How society has corrupted Saint Valentine’s Day

Julie Ambo, News Editor

Just recently, I saw a “Jumbo Cupig,” a dancing and singing swine with wings, heart-shaped nostrils and a heart-shaped belly button, at Hallmark, which reminded me of our upcoming furlough day on Feb. 14.  Call it Saint Valentine’s Day, The Feast of Saint Valentine or simply Valentine’s Day, I’m sure you’ve witnessed the bountiful collection of retailers’ attempts to make the most of this love-filled holiday.

Interestingly, the origin of Valentine’s Day stems from three main legends, all which root in Christianity.

According to one, a Pope Galasius initiated the tradition of Saint Valentine’s Day on February 14, 496 AD in honor of a young priest named Valentine.

Apparently, the emperor decided to forbid marriage because he believed that married men made inefficient soldiers. But, a bishop, Valentine, felt strongly against this decree and insisted that marriage is part of God’s will. In Proverbs it says, “He who finds a wife finds what is good and receives favor from the Lord” (Prov. 18:22).

This conviction led Valentine to betray the emperor and hold illegitimate wedding ceremonies in the name of love. Notorious for his many successes, Valentine was thrown in jail and sentenced to be beheaded.

Yet, days before his death, he, too, found love… with his jailer’s daughter. He sent her a note ending with “from your Valentine,” and from this romantic tale, the tradition of sending cards to loved ones has emerged.

In the course of about 1500 years, this celebration centered around love has strayed far from its religious beginnings. Do people even go to church on Valentine’s Day?  Most definitely not. Vendors use this holiday to attract consumers, not religious fanatics.

Furthermore, Valentine’s Day inflicts pain.

Maddy Pumilia writes that 50 million roses are sent out each year. Sadly, fifteen percent of these consumers are single women who, out of pity, buy the roses for themselves. Valentine’s Day equates pure torture as it emphasizes their loneliness and makes them feel unloved.

In Japan, it is a custom for women to give chocolates to their male coworkers. Yet, for the hoards of unpopular men, this supposed celebration is truly a day of degradation.

Ladies “rate” the men by giving them either cheap chocolate out of obligation, cho-giri choko, or  luscious, typically expensive chocolate, honmei-choko. Imagine every February, being forced to experience the many disadvantages of being disliked.

Even worse, for those who suffer during this time, businesses drag out the single day into months of torture. Starting in mid-January, Valentine’s Day merchandise graces stores as red and pink decorations adorn store windows. A mere glance at a sign touting witty conversation hearts can be a huge blow to one’s morale.

If a couple is in love, they don’t need Valentine’s day to express their commitment to each other; they should devote every day of their lives to carrying this out. So, why do we, society, make such a big fuss with lovey-dovey cards and whatnot? Love should not be about the tangible, but about the passion.

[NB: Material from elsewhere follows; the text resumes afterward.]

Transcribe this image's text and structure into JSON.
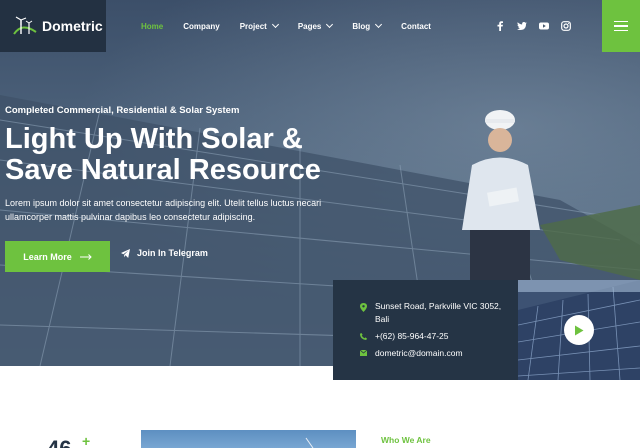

Back to religion, the second commandment in the Bible declares “Love your neighbor as yourself” (Lev. 19:18). So, isn’t it ironic that society uses a religious holiday founded on love to hurt others, even if its unintentionally?

Saint Valentine endangered his life for his comrades’ chance at love. Practicing teachings from the Scripture, he placed others’ desires over his own.

You can do the same. Make this Valentine’s Day 24 hours worth of spreading compassion to those around you. The two seconds it takes to compliment someone will leave a lasting impression on his entire day.  Even if you’re not risking your life, this seemingly insignificant step could be the beginning of a more agreeable, warmhearted world.